Of course, hand pruners come in different sizes—some can be used with one hand while others that cut hedges and bigger plants require two. Which you buy depends on necessary tasks. It may be that scissors can handle thinner cuts while the two-handed pruning shears keep larger plants maintained.
A good shovel is necessary for the times a plant catches your eye at the local nursery and you need to dig a quick hole for it. If it’s a gallon plant, you could probably dig with a small spade but anything larger requires a bigger shovel. As you can imagine, shovels come in all shapes and sizes. A standard, all-purpose shovel is a good call for those who need to toss leaf piles into a bucket and dig holes for large plants every once in a while.
However, trench or sharp shooter shovels with skinnier blades are most efficient if the shovel’s only purpose is to dig holes for trenches or plants. These narrow blades make it easier to pierce through tough dirt without also digging up nearby plants.
As tempting as disposable gloves may be for dirty gardening tasks, try to keep a reusable pair on hand. It’s better for the environment and they do a better job of protecting hands. The choice for basic garden tasks is usually cloth with some sort of rubber reinforcements on the fingers for grip and more resistance to rocks, thorns and things one might encounter while digging and handling plants. Look for ones that are machine washable and store them in places where you don’t have to worry about critters crawling into the finger holes (a nightmare of mine).
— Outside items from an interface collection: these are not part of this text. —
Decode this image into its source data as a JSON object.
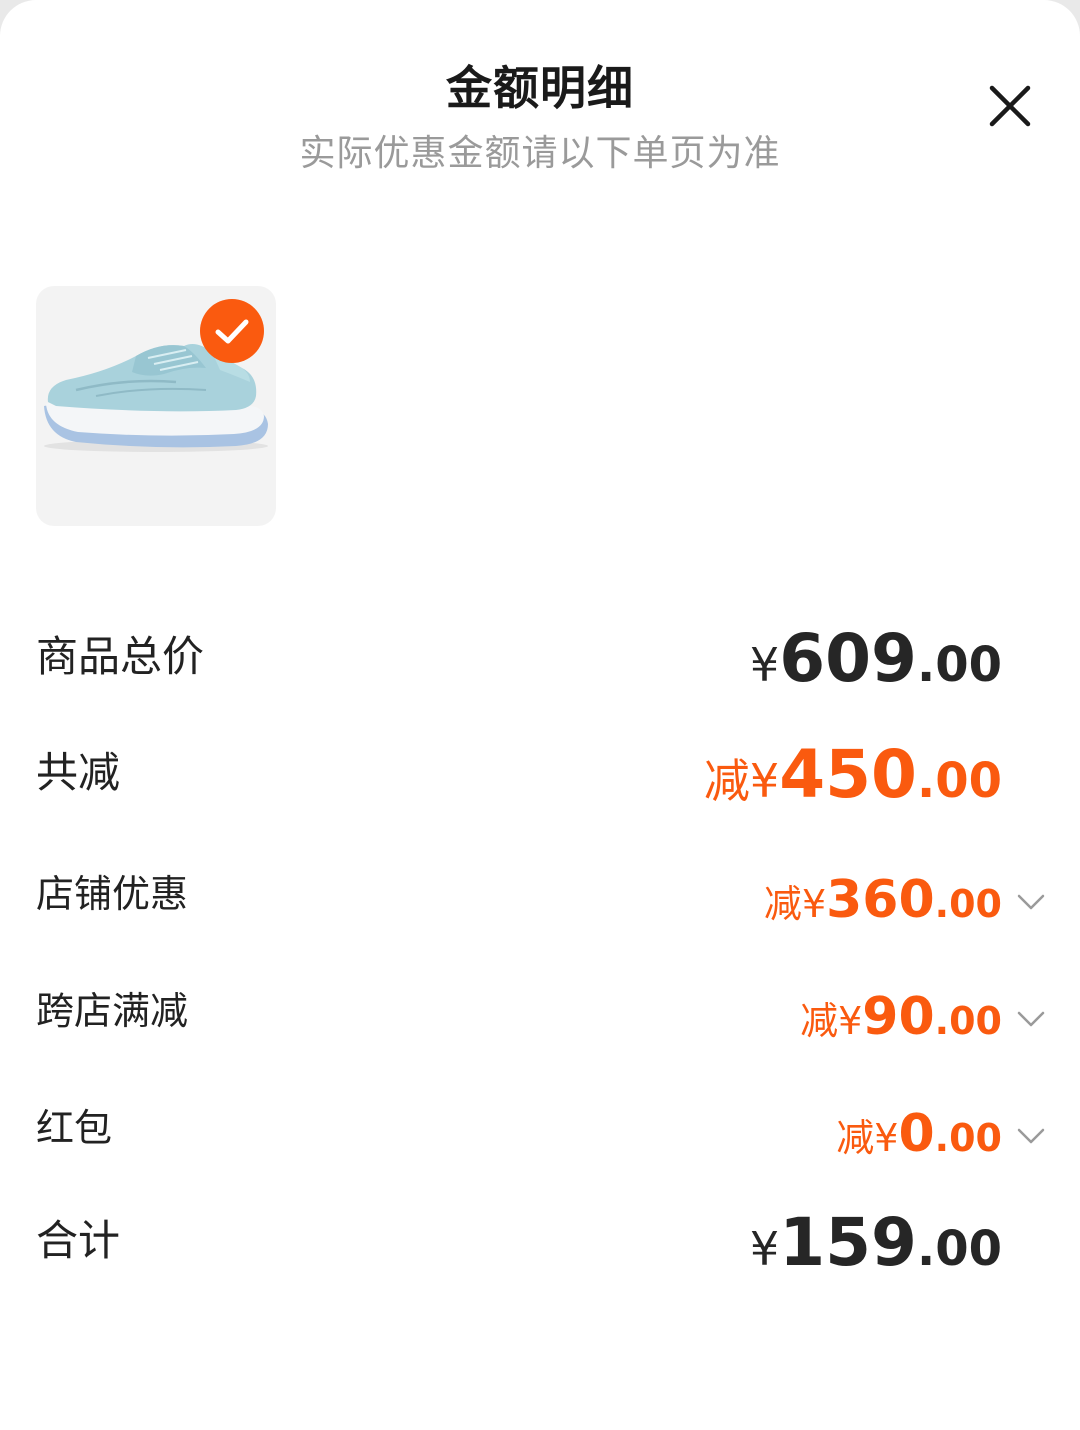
{
  "header": {
    "title": "金额明细",
    "subtitle": "实际优惠金额请以下单页为准"
  },
  "icons": {
    "close": "close-icon",
    "check": "check-icon",
    "chevron": "chevron-down-icon"
  },
  "colors": {
    "accent": "#fa5a0f",
    "text": "#222222",
    "subtle": "#9a9a9a"
  },
  "product": {
    "selected": true,
    "image": "light-blue running shoe"
  },
  "rows": [
    {
      "label": "商品总价",
      "prefix": "",
      "currency": "¥",
      "integer": "609",
      "decimal": ".00"
    },
    {
      "label": "共减",
      "prefix": "减",
      "currency": "¥",
      "integer": "450",
      "decimal": ".00"
    },
    {
      "label": "店铺优惠",
      "prefix": "减",
      "currency": "¥",
      "integer": "360",
      "decimal": ".00"
    },
    {
      "label": "跨店满减",
      "prefix": "减",
      "currency": "¥",
      "integer": "90",
      "decimal": ".00"
    },
    {
      "label": "红包",
      "prefix": "减",
      "currency": "¥",
      "integer": "0",
      "decimal": ".00"
    },
    {
      "label": "合计",
      "prefix": "",
      "currency": "¥",
      "integer": "159",
      "decimal": ".00"
    }
  ]
}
If gardening involves lifting wood piles and heartier tasks, consider cowhide or pigskin gloves.
Hose and Shut-Off Nozzle
A hose is necessary for watering hard-to-reach spots when irrigation isn’t enough, to clean large spills on patios and even bathe animals. With the California drought still in full force, homeowners must regulate flow by using a shut-off nozzle on hoses. The nozzles prevent water from flowing when it’s not needed and regulate pressure. High pressure shoots water into far flung spots while other settings create a gentle rain-like flow for careful watering of container plants.
The Hori-Hori gardening knife is an age-old Japanese tool used for carefully excavating weeds and delicate garden tasks that require a small tool. The blade is sharp and serrated so it can function as a small saw, too. Careful use is required but these knives are expert at cutting through roots and difficult soil.
A hand trowel is a small handheld shovel that is perfect for digging small holes for seeds and lifting the dirt away. It’s a must-have, especially when gardening with kids as it’s a tool they can easily and safely maneuver.
What is your go-to gardening tool?
Photo credit: top, Flickr/aldenchadwick